Never pay for valet parking!
Do you hear me!? Never!! One, your car will inevitably be trashed on the night that you decide to stay at a fancy pants hotel and you’ll be super embarrassed when you glance at the valet and watch him visibly cringe as he slides into the drivers seat. Two, you’ll always discover that you never have any cash on you when they drive up with your car and you’ll feel like a horrible person for not tipping the valet. Three, it’s crazy expensive.
Instead, download the handy little app pictured above (BestParking) and search for nearby parking that comes with a reasonable price tag. Alot of the parking in Atlanta was done via smart phone apps, which I thought was neat. You could literally “reserve” a parking spot, extend your stay, finish early and pay from your phone. Paul and I worked out a system where he would drop me off at the hotel with our luggage (we pack light) and while I checked us in he would go park the car and walk back. Sometimes we’d meet at a central location, like a nearby Starbucks, if he didn’t want to walk all the way back to the hotel right then.
So instead of paying 30$ for overnight parking at the hotel, we paid 10$ for a spot in a nearby parking garage. True, I suppose I could have worried that someone would break into our car since it was in a parking lot vs a garage, but then, have you seen Paul’s car?
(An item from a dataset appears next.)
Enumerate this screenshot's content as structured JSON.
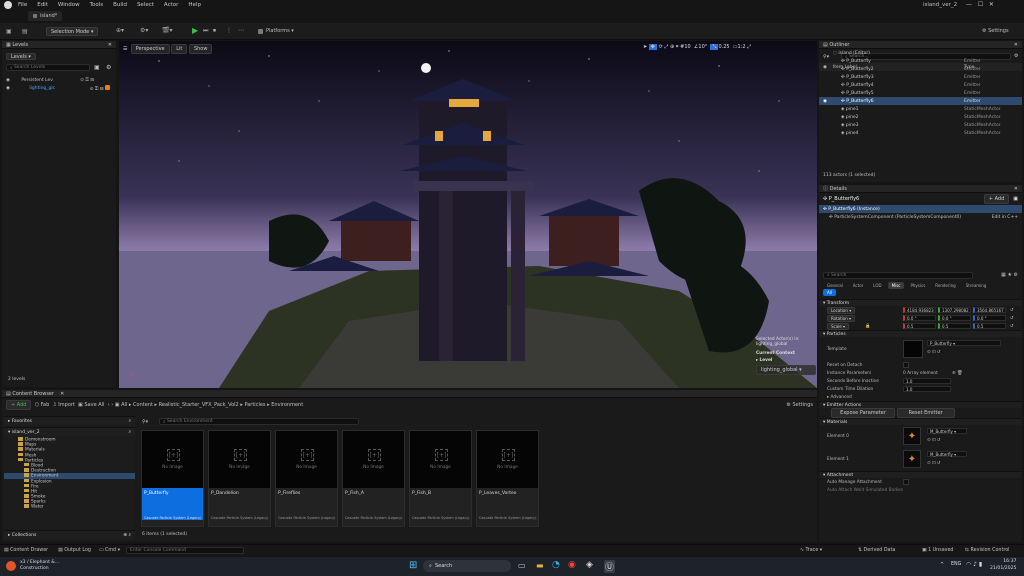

Yeah. It’s not screaming, “rob me, I have wealthy owners!!” : )
Well, I’ll stop here. I have a few more things to write but this is getting long and my kids are tearing around the house in a desperate attempt to wrest my attention away from the computer : ) So I’ll write more later. Hopefully it’s helpful. If I save you a little money, I’ll be happy : )
Here are some of the sites that I used to determine what we would do in Atlanta.
Most Walkable Neighborhoods in Atlanta (I wish there was a site like this for every city I visit!)
Eater (I search for Atlanta specifically and then used the site to find great breakfast, lunch and dinner ideas. Loved the map option!)
Tripadvisor (I assume that most of you already use this, but if you don’t….WHAT in the WORLD?!? It’s amazing. And helpful. And amazing ; )